▸ WORK TASK
Your answer must match the data word for word.

BEGIN

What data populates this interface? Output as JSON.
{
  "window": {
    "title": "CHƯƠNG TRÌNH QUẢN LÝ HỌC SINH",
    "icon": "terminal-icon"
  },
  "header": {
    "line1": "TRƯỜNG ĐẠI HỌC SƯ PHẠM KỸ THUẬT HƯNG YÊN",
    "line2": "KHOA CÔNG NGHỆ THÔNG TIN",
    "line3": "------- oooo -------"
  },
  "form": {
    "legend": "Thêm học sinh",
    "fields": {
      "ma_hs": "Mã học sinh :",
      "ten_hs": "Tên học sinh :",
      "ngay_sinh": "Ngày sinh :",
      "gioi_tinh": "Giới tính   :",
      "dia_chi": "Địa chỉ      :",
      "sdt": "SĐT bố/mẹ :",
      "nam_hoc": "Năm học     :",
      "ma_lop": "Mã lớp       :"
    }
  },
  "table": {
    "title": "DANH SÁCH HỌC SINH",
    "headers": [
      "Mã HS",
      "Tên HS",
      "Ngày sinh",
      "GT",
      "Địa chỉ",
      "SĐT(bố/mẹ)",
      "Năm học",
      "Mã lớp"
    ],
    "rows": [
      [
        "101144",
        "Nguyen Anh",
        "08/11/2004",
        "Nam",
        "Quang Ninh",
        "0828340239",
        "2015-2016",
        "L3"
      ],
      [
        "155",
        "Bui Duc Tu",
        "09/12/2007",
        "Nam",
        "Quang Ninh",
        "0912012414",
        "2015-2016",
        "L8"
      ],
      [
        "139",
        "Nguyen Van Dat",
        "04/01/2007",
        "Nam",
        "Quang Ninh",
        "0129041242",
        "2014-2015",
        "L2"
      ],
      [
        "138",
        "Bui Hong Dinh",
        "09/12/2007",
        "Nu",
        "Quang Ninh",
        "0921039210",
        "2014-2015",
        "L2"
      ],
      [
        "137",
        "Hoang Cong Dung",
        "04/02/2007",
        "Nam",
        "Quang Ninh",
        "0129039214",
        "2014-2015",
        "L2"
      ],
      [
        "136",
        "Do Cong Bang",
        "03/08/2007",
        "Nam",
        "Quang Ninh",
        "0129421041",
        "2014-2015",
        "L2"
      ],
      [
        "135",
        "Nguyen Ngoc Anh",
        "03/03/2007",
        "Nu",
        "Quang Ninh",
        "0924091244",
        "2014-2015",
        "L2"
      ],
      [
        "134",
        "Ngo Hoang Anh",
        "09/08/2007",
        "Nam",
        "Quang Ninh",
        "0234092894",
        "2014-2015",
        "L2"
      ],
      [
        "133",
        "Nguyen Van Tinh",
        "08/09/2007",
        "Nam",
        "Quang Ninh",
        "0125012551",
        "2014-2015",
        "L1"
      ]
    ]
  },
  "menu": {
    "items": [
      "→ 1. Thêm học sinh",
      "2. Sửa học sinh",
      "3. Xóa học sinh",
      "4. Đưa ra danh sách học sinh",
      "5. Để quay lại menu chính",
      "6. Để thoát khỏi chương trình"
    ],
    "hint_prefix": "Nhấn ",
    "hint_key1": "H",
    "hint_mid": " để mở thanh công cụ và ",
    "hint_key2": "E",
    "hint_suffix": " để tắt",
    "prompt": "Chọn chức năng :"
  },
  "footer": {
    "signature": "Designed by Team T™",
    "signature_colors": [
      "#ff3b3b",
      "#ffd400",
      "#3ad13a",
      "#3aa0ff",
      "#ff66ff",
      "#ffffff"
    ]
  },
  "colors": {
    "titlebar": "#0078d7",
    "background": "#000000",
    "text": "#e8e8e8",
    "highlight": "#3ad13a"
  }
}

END

▸ SOLUTION TO THE PROBLEM
What data populates this interface? Output as JSON.
{
  "window": {
    "title": "CHƯƠNG TRÌNH QUẢN LÝ HỌC SINH",
    "icon": "terminal-icon"
  },
  "header": {
    "line1": "TRƯỜNG ĐẠI HỌC SƯ PHẠM KỸ THUẬT HƯNG YÊN",
    "line2": "KHOA CÔNG NGHỆ THÔNG TIN",
    "line3": "------- oooo -------"
  },
  "form": {
    "legend": "Thêm học sinh",
    "fields": {
      "ma_hs": "Mã học sinh :",
      "ten_hs": "Tên học sinh :",
      "ngay_sinh": "Ngày sinh :",
      "gioi_tinh": "Giới tính   :",
      "dia_chi": "Địa chỉ      :",
      "sdt": "SĐT bố/mẹ :",
      "nam_hoc": "Năm học     :",
      "ma_lop": "Mã lớp       :"
    }
  },
  "table": {
    "title": "DANH SÁCH HỌC SINH",
    "headers": [
      "Mã HS",
      "Tên HS",
      "Ngày sinh",
      "GT",
      "Địa chỉ",
      "SĐT(bố/mẹ)",
      "Năm học",
      "Mã lớp"
    ],
    "rows": [
      [
        "101144",
        "Nguyen Anh",
        "08/11/2004",
        "Nam",
        "Quang Ninh",
        "0828340239",
        "2015-2016",
        "L3"
      ],
      [
        "155",
        "Bui Duc Tu",
        "09/12/2007",
        "Nam",
        "Quang Ninh",
        "0912012414",
        "2015-2016",
        "L8"
      ],
      [
        "139",
        "Nguyen Van Dat",
        "04/01/2007",
        "Nam",
        "Quang Ninh",
        "0129041242",
        "2014-2015",
        "L2"
      ],
      [
        "138",
        "Bui Hong Dinh",
        "09/12/2007",
        "Nu",
        "Quang Ninh",
        "0921039210",
        "2014-2015",
        "L2"
      ],
      [
        "137",
        "Hoang Cong Dung",
        "04/02/2007",
        "Nam",
        "Quang Ninh",
        "0129039214",
        "2014-2015",
        "L2"
      ],
      [
        "136",
        "Do Cong Bang",
        "03/08/2007",
        "Nam",
        "Quang Ninh",
        "0129421041",
        "2014-2015",
        "L2"
      ],
      [
        "135",
        "Nguyen Ngoc Anh",
        "03/03/2007",
        "Nu",
        "Quang Ninh",
        "0924091244",
        "2014-2015",
        "L2"
      ],
      [
        "134",
        "Ngo Hoang Anh",
        "09/08/2007",
        "Nam",
        "Quang Ninh",
        "0234092894",
        "2014-2015",
        "L2"
      ],
      [
        "133",
        "Nguyen Van Tinh",
        "08/09/2007",
        "Nam",
        "Quang Ninh",
        "0125012551",
        "2014-2015",
        "L1"
      ]
    ]
  },
  "menu": {
    "items": [
      "→ 1. Thêm học sinh",
      "2. Sửa học sinh",
      "3. Xóa học sinh",
      "4. Đưa ra danh sách học sinh",
      "5. Để quay lại menu chính",
      "6. Để thoát khỏi chương trình"
    ],
    "hint_prefix": "Nhấn ",
    "hint_key1": "H",
    "hint_mid": " để mở thanh công cụ và ",
    "hint_key2": "E",
    "hint_suffix": " để tắt",
    "prompt": "Chọn chức năng :"
  },
  "footer": {
    "signature": "Designed by Team T™",
    "signature_colors": [
      "#ff3b3b",
      "#ffd400",
      "#3ad13a",
      "#3aa0ff",
      "#ff66ff",
      "#ffffff"
    ]
  },
  "colors": {
    "titlebar": "#0078d7",
    "background": "#000000",
    "text": "#e8e8e8",
    "highlight": "#3ad13a"
  }
}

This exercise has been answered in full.